╭──

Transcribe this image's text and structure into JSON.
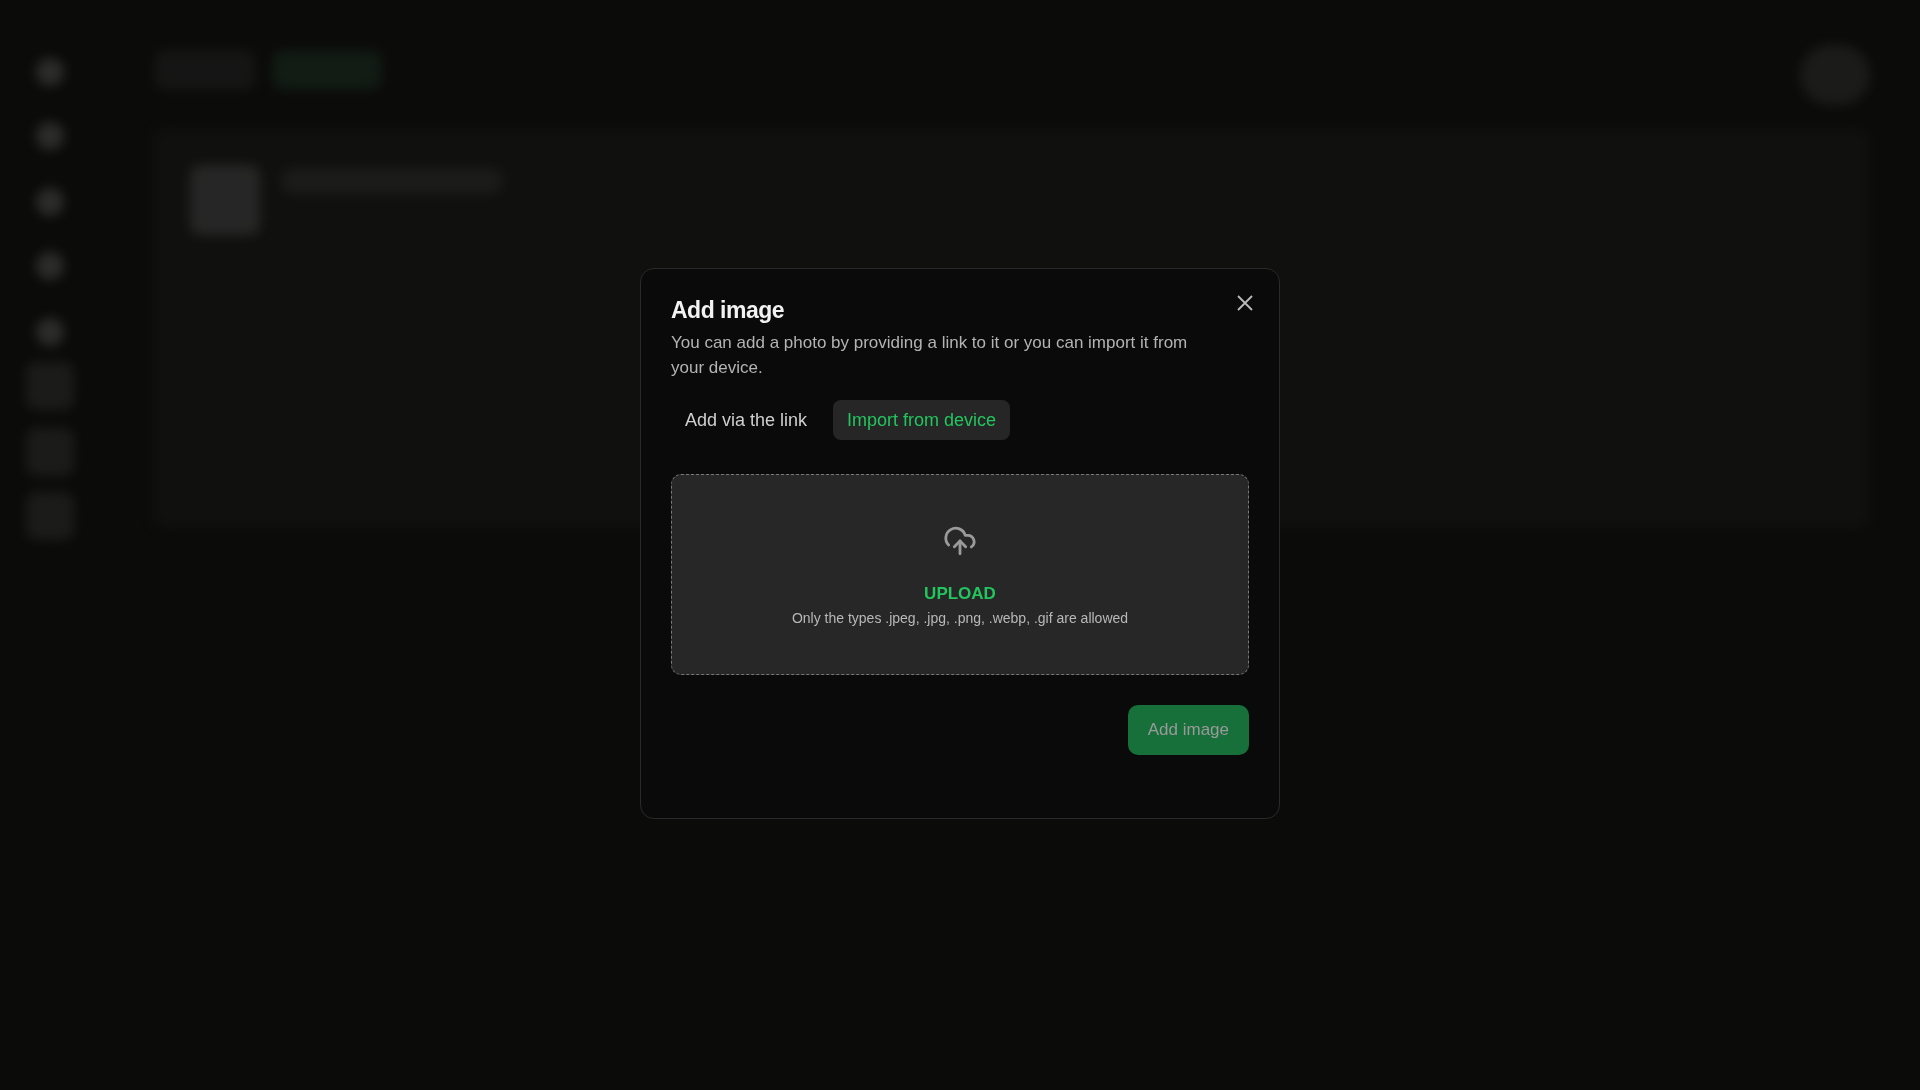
{
  "dialog": {
    "title": "Add image",
    "description": "You can add a photo by providing a link to it or you can import it from your device.",
    "tabs": [
      {
        "label": "Add via the link",
        "selected": false
      },
      {
        "label": "Import from device",
        "selected": true
      }
    ],
    "dropzone": {
      "label": "UPLOAD",
      "hint": "Only the types .jpeg, .jpg, .png, .webp, .gif are allowed"
    },
    "submit": {
      "label": "Add image",
      "disabled": true
    }
  }
}
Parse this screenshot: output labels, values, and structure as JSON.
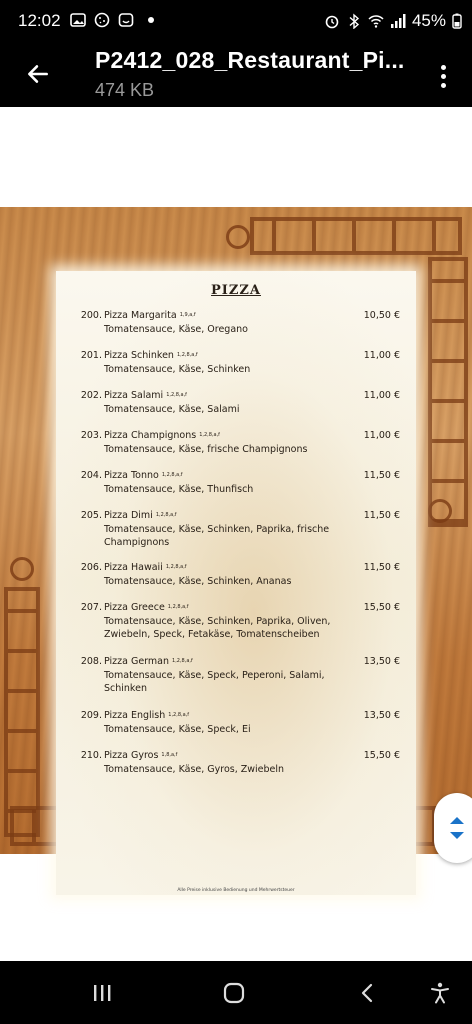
{
  "status_bar": {
    "time": "12:02",
    "battery": "45%"
  },
  "app_bar": {
    "title": "P2412_028_Restaurant_Pi...",
    "subtitle": "474 KB"
  },
  "menu": {
    "title": "PIZZA",
    "currency": "€",
    "items": [
      {
        "num": "200.",
        "name": "Pizza Margarita",
        "allergens": "1,9,a,f",
        "desc": "Tomatensauce, Käse, Oregano",
        "price": "10,50 €"
      },
      {
        "num": "201.",
        "name": "Pizza Schinken",
        "allergens": "1,2,8,a,f",
        "desc": "Tomatensauce, Käse, Schinken",
        "price": "11,00 €"
      },
      {
        "num": "202.",
        "name": "Pizza Salami",
        "allergens": "1,2,8,a,f",
        "desc": "Tomatensauce, Käse, Salami",
        "price": "11,00 €"
      },
      {
        "num": "203.",
        "name": "Pizza Champignons",
        "allergens": "1,2,8,a,f",
        "desc": "Tomatensauce, Käse, frische Champignons",
        "price": "11,00 €"
      },
      {
        "num": "204.",
        "name": "Pizza Tonno",
        "allergens": "1,2,8,a,f",
        "desc": "Tomatensauce, Käse, Thunfisch",
        "price": "11,50 €"
      },
      {
        "num": "205.",
        "name": "Pizza Dimi",
        "allergens": "1,2,8,a,f",
        "desc": "Tomatensauce, Käse, Schinken, Paprika, frische Champignons",
        "price": "11,50 €"
      },
      {
        "num": "206.",
        "name": "Pizza Hawaii",
        "allergens": "1,2,8,a,f",
        "desc": "Tomatensauce, Käse, Schinken, Ananas",
        "price": "11,50 €"
      },
      {
        "num": "207.",
        "name": "Pizza Greece",
        "allergens": "1,2,8,a,f",
        "desc": "Tomatensauce, Käse, Schinken, Paprika, Oliven, Zwiebeln, Speck, Fetakäse, Tomatenscheiben",
        "price": "15,50 €"
      },
      {
        "num": "208.",
        "name": "Pizza German",
        "allergens": "1,2,8,a,f",
        "desc": "Tomatensauce, Käse, Speck, Peperoni, Salami, Schinken",
        "price": "13,50 €"
      },
      {
        "num": "209.",
        "name": "Pizza English",
        "allergens": "1,2,8,a,f",
        "desc": "Tomatensauce, Käse, Speck, Ei",
        "price": "13,50 €"
      },
      {
        "num": "210.",
        "name": "Pizza Gyros",
        "allergens": "1,8,a,f",
        "desc": "Tomatensauce, Käse, Gyros, Zwiebeln",
        "price": "15,50 €"
      }
    ],
    "footnote": "Alle Preise inklusive Bedienung und Mehrwertsteuer"
  },
  "icons": {
    "back": "arrow-left-icon",
    "more": "more-vert-icon",
    "scroll": "scroll-updown-icon"
  },
  "colors": {
    "bar_background": "#000000",
    "scroll_arrow": "#1a73c8"
  }
}
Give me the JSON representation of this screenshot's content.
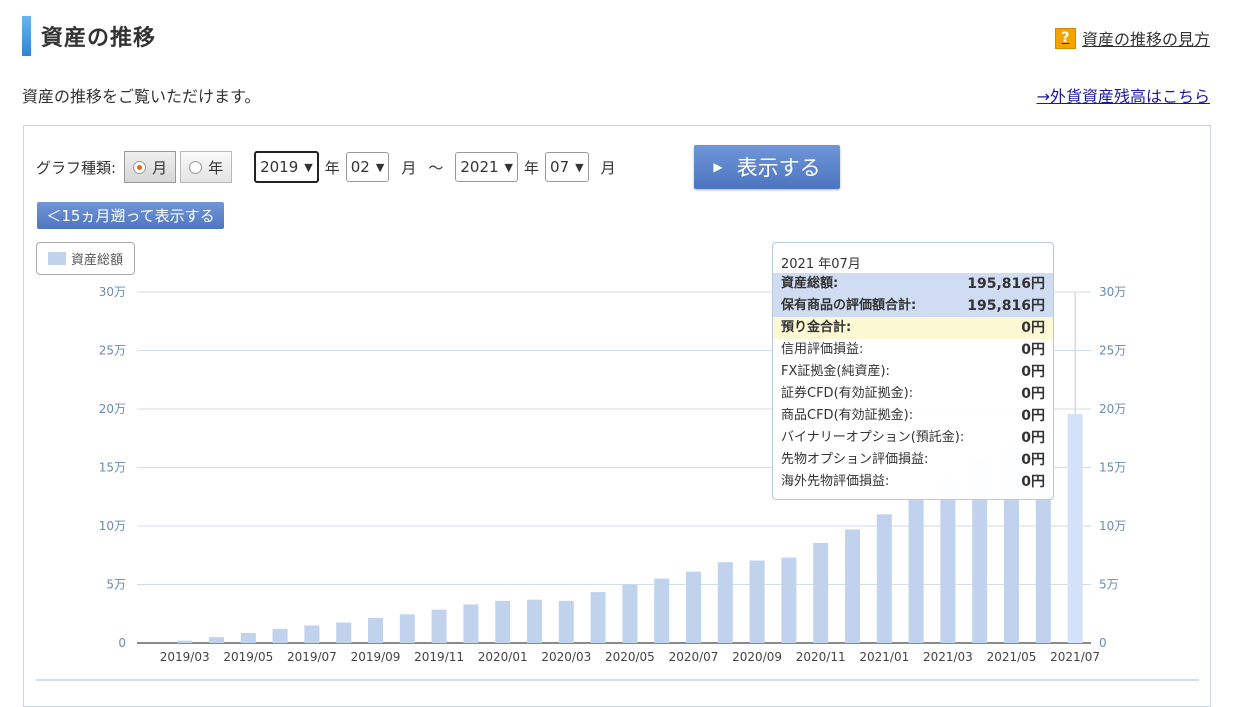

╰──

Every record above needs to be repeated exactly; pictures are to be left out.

Transcribe this image's text and structure into JSON.
{
  "dialog": {
    "title": "Add image",
    "description": "You can add a photo by providing a link to it or you can import it from your device.",
    "tabs": [
      {
        "label": "Add via the link",
        "selected": false
      },
      {
        "label": "Import from device",
        "selected": true
      }
    ],
    "dropzone": {
      "label": "UPLOAD",
      "hint": "Only the types .jpeg, .jpg, .png, .webp, .gif are allowed"
    },
    "submit": {
      "label": "Add image",
      "disabled": true
    }
  }
}
Parse this screenshot: output labels, values, and structure as JSON.
{
  "status_bar": {
    "time": "12:02",
    "battery": "45%"
  },
  "app_bar": {
    "title": "P2412_028_Restaurant_Pi...",
    "subtitle": "474 KB"
  },
  "menu": {
    "title": "PIZZA",
    "currency": "€",
    "items": [
      {
        "num": "200.",
        "name": "Pizza Margarita",
        "allergens": "1,9,a,f",
        "desc": "Tomatensauce, Käse, Oregano",
        "price": "10,50 €"
      },
      {
        "num": "201.",
        "name": "Pizza Schinken",
        "allergens": "1,2,8,a,f",
        "desc": "Tomatensauce, Käse, Schinken",
        "price": "11,00 €"
      },
      {
        "num": "202.",
        "name": "Pizza Salami",
        "allergens": "1,2,8,a,f",
        "desc": "Tomatensauce, Käse, Salami",
        "price": "11,00 €"
      },
      {
        "num": "203.",
        "name": "Pizza Champignons",
        "allergens": "1,2,8,a,f",
        "desc": "Tomatensauce, Käse, frische Champignons",
        "price": "11,00 €"
      },
      {
        "num": "204.",
        "name": "Pizza Tonno",
        "allergens": "1,2,8,a,f",
        "desc": "Tomatensauce, Käse, Thunfisch",
        "price": "11,50 €"
      },
      {
        "num": "205.",
        "name": "Pizza Dimi",
        "allergens": "1,2,8,a,f",
        "desc": "Tomatensauce, Käse, Schinken, Paprika, frische Champignons",
        "price": "11,50 €"
      },
      {
        "num": "206.",
        "name": "Pizza Hawaii",
        "allergens": "1,2,8,a,f",
        "desc": "Tomatensauce, Käse, Schinken, Ananas",
        "price": "11,50 €"
      },
      {
        "num": "207.",
        "name": "Pizza Greece",
        "allergens": "1,2,8,a,f",
        "desc": "Tomatensauce, Käse, Schinken, Paprika, Oliven, Zwiebeln, Speck, Fetakäse, Tomatenscheiben",
        "price": "15,50 €"
      },
      {
        "num": "208.",
        "name": "Pizza German",
        "allergens": "1,2,8,a,f",
        "desc": "Tomatensauce, Käse, Speck, Peperoni, Salami, Schinken",
        "price": "13,50 €"
      },
      {
        "num": "209.",
        "name": "Pizza English",
        "allergens": "1,2,8,a,f",
        "desc": "Tomatensauce, Käse, Speck, Ei",
        "price": "13,50 €"
      },
      {
        "num": "210.",
        "name": "Pizza Gyros",
        "allergens": "1,8,a,f",
        "desc": "Tomatensauce, Käse, Gyros, Zwiebeln",
        "price": "15,50 €"
      }
    ],
    "footnote": "Alle Preise inklusive Bedienung und Mehrwertsteuer"
  },
  "icons": {
    "back": "arrow-left-icon",
    "more": "more-vert-icon",
    "scroll": "scroll-updown-icon"
  },
  "colors": {
    "bar_background": "#000000",
    "scroll_arrow": "#1a73c8"
  }
}
Give me the JSON representation of this screenshot's content.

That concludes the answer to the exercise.